What's inside

• A summary of the key barriers to scaling innovations in low- and middle-income countries (LMICs), best practices in the health innovation sector for success and a breakdown of support types available to innovators
• A guide to the types of financing offered by public and private funders and investors – mainly classified as grant, debt and equity – along with various market insights
• An examination of the different pathways to scale medical devices and technologies in LMICs
• Defining the dual-market strategy, different dual-market models, and insights, issues and opportunities in implementing this strategy

Who this is for

Social Enterprises
Development Funders
Private Companies

Key takeaways

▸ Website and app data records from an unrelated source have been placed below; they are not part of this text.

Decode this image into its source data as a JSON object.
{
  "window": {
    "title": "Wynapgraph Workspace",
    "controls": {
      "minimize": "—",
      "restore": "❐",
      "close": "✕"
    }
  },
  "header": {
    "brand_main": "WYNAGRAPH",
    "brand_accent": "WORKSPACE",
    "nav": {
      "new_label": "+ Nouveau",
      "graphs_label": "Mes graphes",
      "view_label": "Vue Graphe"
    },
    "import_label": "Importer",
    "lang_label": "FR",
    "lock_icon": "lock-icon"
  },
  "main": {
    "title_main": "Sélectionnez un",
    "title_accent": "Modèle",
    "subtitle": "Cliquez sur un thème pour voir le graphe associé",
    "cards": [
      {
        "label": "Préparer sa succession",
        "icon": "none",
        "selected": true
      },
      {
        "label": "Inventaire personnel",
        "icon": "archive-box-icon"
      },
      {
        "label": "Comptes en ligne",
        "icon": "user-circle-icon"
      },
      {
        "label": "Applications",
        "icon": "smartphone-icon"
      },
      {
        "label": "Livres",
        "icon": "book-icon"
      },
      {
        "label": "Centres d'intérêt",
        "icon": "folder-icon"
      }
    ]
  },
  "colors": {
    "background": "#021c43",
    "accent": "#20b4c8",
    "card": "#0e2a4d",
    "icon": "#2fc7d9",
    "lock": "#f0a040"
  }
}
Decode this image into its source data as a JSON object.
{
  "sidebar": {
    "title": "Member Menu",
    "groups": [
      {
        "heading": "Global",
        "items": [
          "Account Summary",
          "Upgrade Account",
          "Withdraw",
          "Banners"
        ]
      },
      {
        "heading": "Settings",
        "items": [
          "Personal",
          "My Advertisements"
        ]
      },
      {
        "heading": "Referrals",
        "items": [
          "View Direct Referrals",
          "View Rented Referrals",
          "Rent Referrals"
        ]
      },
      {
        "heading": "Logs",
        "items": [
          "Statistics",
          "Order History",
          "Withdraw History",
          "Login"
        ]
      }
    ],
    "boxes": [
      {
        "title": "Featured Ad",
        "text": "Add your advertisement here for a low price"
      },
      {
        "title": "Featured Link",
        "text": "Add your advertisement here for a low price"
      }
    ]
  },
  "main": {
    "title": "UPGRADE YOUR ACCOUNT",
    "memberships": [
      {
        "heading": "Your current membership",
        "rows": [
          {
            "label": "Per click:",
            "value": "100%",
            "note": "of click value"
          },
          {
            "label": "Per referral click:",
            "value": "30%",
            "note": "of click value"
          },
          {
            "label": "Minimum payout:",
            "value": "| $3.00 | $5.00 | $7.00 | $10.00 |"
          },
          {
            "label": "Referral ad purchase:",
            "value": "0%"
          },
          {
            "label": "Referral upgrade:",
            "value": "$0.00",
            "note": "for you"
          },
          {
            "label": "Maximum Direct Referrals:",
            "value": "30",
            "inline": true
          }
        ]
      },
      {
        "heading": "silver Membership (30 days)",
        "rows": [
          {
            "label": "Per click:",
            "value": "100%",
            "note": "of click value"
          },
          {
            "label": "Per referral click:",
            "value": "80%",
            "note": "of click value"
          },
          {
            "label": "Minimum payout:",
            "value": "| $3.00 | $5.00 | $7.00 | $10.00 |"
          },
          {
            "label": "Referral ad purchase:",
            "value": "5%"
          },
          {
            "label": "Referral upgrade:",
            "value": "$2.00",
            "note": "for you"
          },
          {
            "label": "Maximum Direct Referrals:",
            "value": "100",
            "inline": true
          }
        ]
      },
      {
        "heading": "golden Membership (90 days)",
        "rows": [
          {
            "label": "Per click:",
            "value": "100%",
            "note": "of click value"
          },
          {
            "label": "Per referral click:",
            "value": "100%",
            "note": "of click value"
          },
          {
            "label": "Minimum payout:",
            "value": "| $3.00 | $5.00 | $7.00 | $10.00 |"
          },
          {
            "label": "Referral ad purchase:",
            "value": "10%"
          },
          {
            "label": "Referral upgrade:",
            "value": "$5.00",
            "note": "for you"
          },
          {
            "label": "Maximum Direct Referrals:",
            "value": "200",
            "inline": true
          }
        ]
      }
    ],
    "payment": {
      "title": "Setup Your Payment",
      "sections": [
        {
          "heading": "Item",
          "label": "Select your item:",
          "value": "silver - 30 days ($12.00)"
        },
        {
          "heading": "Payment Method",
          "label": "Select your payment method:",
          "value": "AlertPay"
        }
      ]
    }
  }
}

Technical Assistance Support for Health Innovations
  • Successful engagement between Technical Assistance (TA) programs and innovators is dependent upon the compatibility and trust between the advisor and the innovator, the ability of the innovator to learn from advisors while also remaining in charge of their venture, as well as their ability to forge strong relationships that accelerate progress towards achieving key milestones
  • There are several types of TA platforms available, and since each platform has specific offerings and expectations, it is key that TA platforms focus on their expertise and collaborate with other platforms focused on other aspects rather than attempting to address all barriers to scaling
Financing Instruments for Innovators to Scale Health Innovations
  • There is a wide range of sources and types of capital available to innovators – weighing the pros and cons of each financing product is an important exercise for innovators as they seek to finance their growth
  • Investors and funders must understand the consequences of the terms they impose through their financing activities, and the effect they can have on the future financeability of the investee organizations and the populations they serve
Models to Scale Healthcare Technologies
  • The institutional origin (i.e. academic institutions, for-profit companies, non-profit organizations) of an innovation is often the primary driver of the scaling model pursued and the types of financing available to support that growth
  • Popular pathways to scale for medical devices and technologies in LMICs include: Third-party licensing model, university spin-off model, LMIC growth model, dual-market strategy and scaling through a combination of revenues and grants
  • Each scaling pathway presents its own set of opportunities and challenges that should be reviewed carefully by the innovator in order to secure the right type of financing, partnerships and teams to reduce the time needed to scale and increase the likelihood of success
Dual-market Scaling Strategies for Impact
  • The dual-market strategy is a relatively underutilized business model for scaling early stage innovations in LMICs, and can be employed to address an overlap in health needs of patients in high income and LMIC markets while aligning collaboration interests between funders and investors
  • Models of dual market investing include: Pure cross-subsidy, independent self-sustaining and synergistic models
  • Successful dual market models require careful considerations of company, development funders and investors’ interests to align collaborative incentives and unlock critical scaling capital

More information

For more information, contact the EWEC Innovation Marketplace at [email protected]